I have a tumultuous relationship with the films of director François Ozon. He is something of a critical bugbear for me. A middle-of-the-road director who I find irresistible to dissect. What drives my interest are the possibilities of his films. In the Knives Out (2019) precursor 8 Women (2002), he made a thoroughly charming woman-led murder mystery musical, starring Catherine Deneuve and Isabelle Huppert. His films carry clever gay subtexts. Sometimes he is simply squandering his outsized potential and aping the style of another filmmaker. Swimming Pool (2003) is De Palma and Hitchcock adjacent in every describable way but fails to transcribe consistent tension and internal logic. Likewise, Summer of 85 (no relation to recent Summer of 84, 2018), its poster a fine replica of Call Me By Your Name (2017) — see: the colors, the heads tilted together, the font — is frothy Luca Guadagnino revisionism. And yet, I’m helplessly attracted to how middle-of-the-road his productions are. They are frivolous experiments within known formulas, sometimes breaking through, but regularly reminding us we’re dealing with a crafty filmmaker. Show me a film that wouldn’t lift my spirits by plugging in The Cure, and I’ll show you a film that doesn’t exist. May Ozon remain my favorite average director.
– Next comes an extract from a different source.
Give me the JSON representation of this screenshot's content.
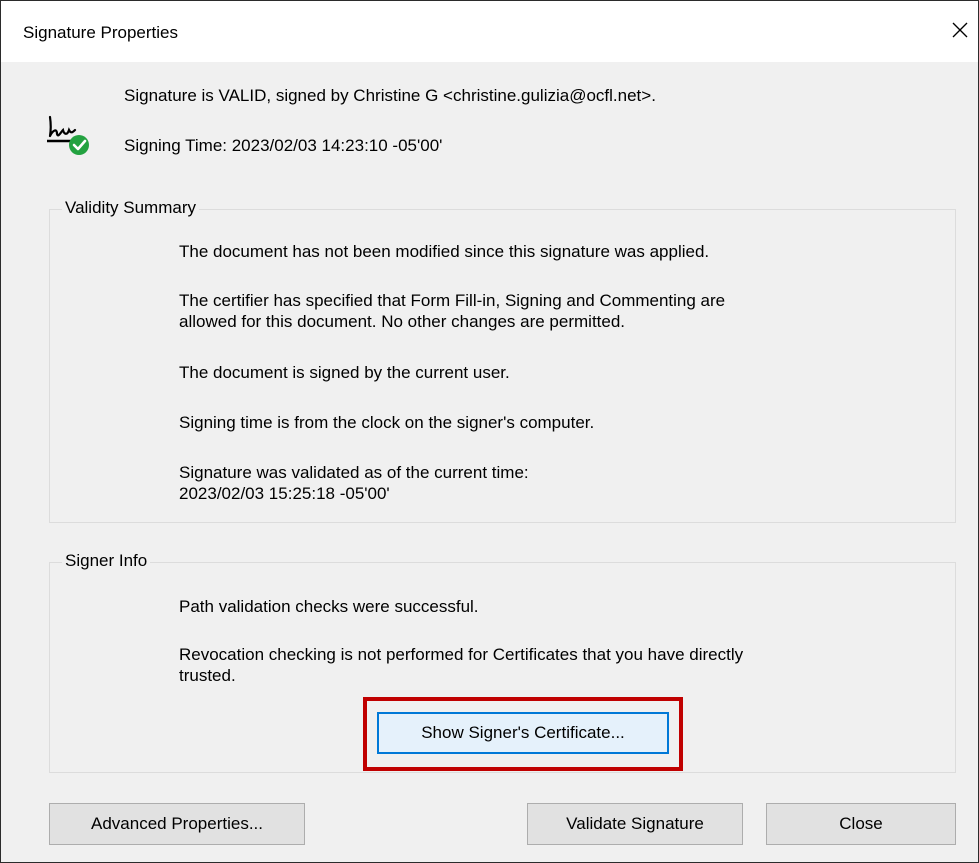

As a pure ball of kinetic energy, Charlène Favier debut feature is damn impressive. It’s a film that moves. So it goes for a skiing film set on the French Alps. It’s also a super difficult film to watch. Young Lyz (Noée Abita) has just joined a premier ski club. She is all determination and grit. Up in the slopes, there are far greater threats than the environment and the crushing pressure to succeed. Her coach (Jérémie Renier) takes an interest in more than her skiing. From the skiing to the sexual content, the film is always moving, harrowing downhill with all of its might. It is very hard watching the young girl exploited by her coach and the sex scenes have the disturbing gravity of reality behind them. There is such authenticity to the film and a striking aesthetic. It’s a very good movie that I would like to never see or think about again.
Kim Ji-young, Born 1982
As a function of raw honesty, Kim Ji-young, Born 1982 is an aspirational debut for director Kim Do-young. The film takes aim at the patriarchal systems of South Korean society. Just do all of these chores and smile while doing them, society says. When a woman suffers a breakdown and feels she embodies the souls of her deceased relatives, nobody could ever blame her, living under the weight of that stress. While the film dozes off and gets knotted up in the weeds of its plotting, it draws our attention to two names to remember: director Kim Do-young and actress Jung Yu-mi, who are consistently rising above the material of the film. Based on the wave-making Korean #MeToo book of the same name, which was a best-selling feminist novel in Korea.
There’s certainly something to say about our relationship to social media influencers and their relationship to us. The thing is that it’s so obvious, it’s almost incredible that a movie was made about it. Just the thought process there, to frame social media through the eyes of an influencer. We know everything it could plausibly say about the burnout of the soul. If we’ve spent a moment on those sites, we have seen and possibly felt it first hand. The urge to share constant updates and then the refractory period of realizing we truly have nobody to share those internet moments with. Our internet culture has advanced so far beyond our brain’s ability to find a healthy medium for these interactions, how could the end result be anything but distress? For Magnus von Horn it must have seemed like a worthy venture for a feature film but the end result is so remarkably banal, we almost have to respect the team for going through the motions. We are left with the same feeling we get from posting a deluge of status updates. A lot has technically happened but only emptiness remains.